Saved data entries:
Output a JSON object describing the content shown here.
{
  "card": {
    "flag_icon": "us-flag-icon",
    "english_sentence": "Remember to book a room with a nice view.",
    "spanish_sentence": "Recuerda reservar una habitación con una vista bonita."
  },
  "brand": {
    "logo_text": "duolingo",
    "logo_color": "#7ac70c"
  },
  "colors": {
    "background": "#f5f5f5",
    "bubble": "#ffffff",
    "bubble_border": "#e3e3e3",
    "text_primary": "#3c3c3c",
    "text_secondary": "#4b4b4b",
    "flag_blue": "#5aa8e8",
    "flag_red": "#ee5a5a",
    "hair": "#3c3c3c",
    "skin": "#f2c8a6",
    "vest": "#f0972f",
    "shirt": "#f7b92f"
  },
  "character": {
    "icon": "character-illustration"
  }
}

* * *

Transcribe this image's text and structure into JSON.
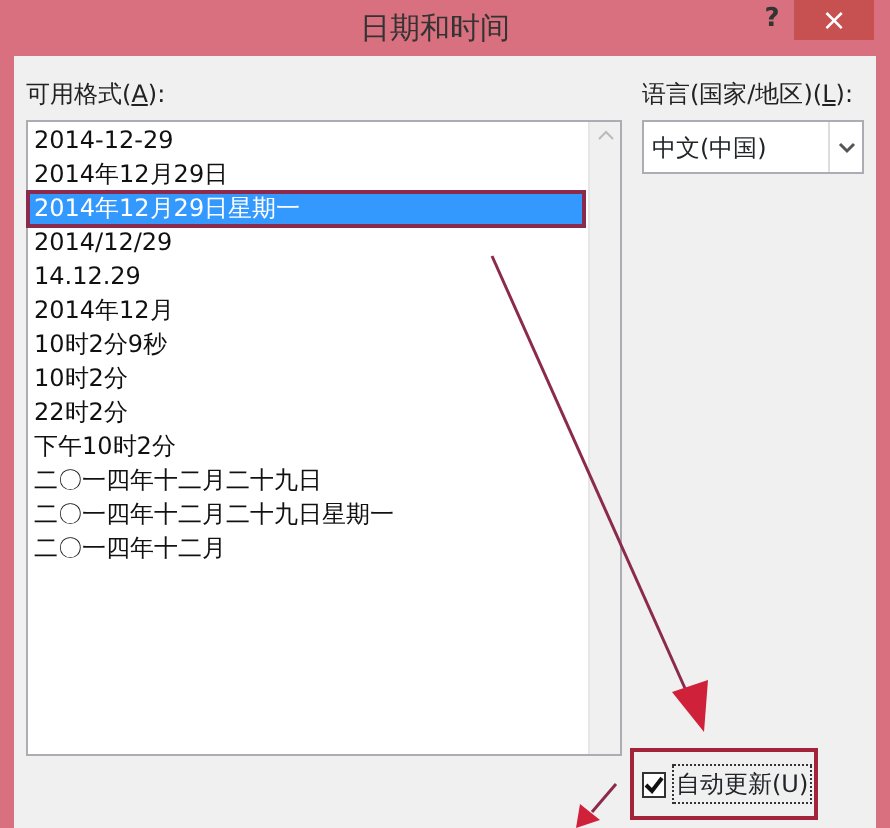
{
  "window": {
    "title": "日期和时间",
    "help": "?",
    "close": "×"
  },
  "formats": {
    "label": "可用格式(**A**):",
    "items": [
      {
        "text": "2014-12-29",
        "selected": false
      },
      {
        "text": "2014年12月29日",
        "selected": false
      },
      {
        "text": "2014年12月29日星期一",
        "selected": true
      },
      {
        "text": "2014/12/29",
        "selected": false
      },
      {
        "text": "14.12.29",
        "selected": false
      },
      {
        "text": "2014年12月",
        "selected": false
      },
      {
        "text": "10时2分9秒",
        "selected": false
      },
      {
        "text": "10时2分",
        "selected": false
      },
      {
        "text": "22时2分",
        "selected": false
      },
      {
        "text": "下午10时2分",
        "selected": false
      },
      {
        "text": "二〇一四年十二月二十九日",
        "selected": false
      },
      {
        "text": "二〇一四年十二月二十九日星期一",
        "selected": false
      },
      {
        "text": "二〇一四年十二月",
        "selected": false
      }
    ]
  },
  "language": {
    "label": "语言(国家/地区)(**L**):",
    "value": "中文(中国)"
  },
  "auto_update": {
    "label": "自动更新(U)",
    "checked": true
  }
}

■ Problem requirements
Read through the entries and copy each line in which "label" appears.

■ Task output
    "label": "可用格式(**A**):",
    "label": "语言(国家/地区)(**L**):",
    "label": "自动更新(U)",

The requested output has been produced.